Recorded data
--------------------------------

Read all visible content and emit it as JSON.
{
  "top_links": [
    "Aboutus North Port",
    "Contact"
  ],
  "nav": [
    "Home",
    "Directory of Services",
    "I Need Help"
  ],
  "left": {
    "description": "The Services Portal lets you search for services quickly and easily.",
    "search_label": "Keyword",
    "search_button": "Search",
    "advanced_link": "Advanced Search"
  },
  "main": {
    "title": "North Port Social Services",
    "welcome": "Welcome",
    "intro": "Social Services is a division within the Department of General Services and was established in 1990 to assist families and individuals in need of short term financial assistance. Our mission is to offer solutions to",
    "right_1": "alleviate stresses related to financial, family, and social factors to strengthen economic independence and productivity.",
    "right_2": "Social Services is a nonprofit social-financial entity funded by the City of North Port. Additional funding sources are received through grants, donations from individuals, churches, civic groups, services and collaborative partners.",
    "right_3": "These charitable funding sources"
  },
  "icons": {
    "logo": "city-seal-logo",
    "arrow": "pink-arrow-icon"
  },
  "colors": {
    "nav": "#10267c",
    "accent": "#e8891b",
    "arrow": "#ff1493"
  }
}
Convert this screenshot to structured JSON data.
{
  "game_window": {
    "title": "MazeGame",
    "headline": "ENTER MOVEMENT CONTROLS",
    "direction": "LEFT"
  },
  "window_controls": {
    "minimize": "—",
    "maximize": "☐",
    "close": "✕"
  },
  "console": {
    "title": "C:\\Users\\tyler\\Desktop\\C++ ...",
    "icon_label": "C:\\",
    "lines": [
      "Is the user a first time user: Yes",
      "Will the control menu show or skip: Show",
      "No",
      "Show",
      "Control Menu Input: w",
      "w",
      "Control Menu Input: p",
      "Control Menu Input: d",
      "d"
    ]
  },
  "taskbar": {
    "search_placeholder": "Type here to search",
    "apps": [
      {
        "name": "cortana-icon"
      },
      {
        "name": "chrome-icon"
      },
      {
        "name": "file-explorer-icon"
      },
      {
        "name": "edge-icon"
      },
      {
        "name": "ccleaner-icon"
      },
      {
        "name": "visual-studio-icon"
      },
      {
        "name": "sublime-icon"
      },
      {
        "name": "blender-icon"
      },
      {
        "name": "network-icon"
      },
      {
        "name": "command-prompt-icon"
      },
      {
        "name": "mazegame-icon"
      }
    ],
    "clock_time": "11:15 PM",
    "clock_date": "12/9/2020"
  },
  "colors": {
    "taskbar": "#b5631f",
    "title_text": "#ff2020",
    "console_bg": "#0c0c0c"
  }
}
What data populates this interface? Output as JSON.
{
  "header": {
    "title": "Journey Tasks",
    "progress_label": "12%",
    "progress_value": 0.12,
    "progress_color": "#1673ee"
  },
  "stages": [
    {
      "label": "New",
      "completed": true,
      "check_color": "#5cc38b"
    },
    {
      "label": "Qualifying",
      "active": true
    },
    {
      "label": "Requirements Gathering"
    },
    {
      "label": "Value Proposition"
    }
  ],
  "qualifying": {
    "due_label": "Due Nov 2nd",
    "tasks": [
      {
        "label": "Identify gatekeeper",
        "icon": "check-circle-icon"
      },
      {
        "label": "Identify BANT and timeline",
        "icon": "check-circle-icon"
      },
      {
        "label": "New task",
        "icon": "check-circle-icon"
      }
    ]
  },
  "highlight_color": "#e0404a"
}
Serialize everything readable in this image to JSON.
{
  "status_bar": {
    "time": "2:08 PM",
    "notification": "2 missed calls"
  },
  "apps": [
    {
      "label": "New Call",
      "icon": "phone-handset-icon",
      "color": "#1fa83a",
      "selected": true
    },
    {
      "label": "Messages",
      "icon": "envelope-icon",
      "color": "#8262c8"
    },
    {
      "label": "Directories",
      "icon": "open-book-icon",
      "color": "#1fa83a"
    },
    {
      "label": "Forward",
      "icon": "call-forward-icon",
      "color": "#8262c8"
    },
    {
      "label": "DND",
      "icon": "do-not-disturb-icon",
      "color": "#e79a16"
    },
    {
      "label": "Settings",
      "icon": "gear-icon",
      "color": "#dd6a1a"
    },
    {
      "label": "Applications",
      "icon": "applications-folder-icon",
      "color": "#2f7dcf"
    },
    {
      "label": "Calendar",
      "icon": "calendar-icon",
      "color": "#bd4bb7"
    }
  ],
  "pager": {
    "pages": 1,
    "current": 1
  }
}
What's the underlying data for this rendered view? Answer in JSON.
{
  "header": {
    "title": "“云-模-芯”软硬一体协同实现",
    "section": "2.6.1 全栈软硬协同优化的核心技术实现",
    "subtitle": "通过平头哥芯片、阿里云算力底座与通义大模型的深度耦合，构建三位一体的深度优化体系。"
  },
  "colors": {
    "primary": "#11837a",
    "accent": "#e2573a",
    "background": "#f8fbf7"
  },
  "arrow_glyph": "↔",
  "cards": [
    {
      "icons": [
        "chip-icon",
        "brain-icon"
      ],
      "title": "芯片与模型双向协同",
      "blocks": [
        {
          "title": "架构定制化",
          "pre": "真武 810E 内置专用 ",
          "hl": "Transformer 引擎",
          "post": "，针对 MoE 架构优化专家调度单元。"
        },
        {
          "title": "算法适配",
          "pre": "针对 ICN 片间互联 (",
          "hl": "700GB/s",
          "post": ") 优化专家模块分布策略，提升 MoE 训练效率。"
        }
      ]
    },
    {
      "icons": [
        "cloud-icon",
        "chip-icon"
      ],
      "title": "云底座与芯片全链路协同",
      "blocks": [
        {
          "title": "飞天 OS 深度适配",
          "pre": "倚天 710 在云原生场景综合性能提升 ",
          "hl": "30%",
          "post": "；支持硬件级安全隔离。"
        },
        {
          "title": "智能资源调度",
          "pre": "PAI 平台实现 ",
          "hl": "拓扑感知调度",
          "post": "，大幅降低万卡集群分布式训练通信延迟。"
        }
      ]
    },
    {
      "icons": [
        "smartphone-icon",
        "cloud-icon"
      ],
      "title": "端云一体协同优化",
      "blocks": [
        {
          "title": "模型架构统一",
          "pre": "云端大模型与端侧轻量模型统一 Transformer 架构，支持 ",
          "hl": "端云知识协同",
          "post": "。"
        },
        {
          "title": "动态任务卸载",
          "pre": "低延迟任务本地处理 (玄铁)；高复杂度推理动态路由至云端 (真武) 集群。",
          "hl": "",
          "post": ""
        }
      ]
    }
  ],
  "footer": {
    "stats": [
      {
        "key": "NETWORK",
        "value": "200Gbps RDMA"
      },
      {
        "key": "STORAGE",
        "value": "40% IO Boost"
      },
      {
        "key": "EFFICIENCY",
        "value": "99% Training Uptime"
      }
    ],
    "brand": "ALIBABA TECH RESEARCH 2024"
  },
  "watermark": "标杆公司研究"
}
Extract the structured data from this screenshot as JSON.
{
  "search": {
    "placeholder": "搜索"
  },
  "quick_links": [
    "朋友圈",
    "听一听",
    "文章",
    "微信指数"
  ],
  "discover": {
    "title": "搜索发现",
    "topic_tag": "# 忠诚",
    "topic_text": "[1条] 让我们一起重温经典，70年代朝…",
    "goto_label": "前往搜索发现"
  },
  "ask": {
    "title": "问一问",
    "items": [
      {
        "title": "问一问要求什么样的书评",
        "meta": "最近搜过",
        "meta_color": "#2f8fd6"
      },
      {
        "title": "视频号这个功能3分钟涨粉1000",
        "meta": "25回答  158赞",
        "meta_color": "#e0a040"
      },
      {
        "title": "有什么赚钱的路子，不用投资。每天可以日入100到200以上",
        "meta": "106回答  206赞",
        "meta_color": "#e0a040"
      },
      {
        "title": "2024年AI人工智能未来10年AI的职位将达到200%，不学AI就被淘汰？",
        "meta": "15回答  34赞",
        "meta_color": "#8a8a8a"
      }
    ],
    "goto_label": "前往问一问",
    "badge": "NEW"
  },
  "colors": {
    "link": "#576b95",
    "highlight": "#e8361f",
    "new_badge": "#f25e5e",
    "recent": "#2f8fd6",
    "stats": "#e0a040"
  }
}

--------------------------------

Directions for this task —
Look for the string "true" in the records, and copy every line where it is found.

Task response —
      "completed": true,
      "active": true
      "selected": true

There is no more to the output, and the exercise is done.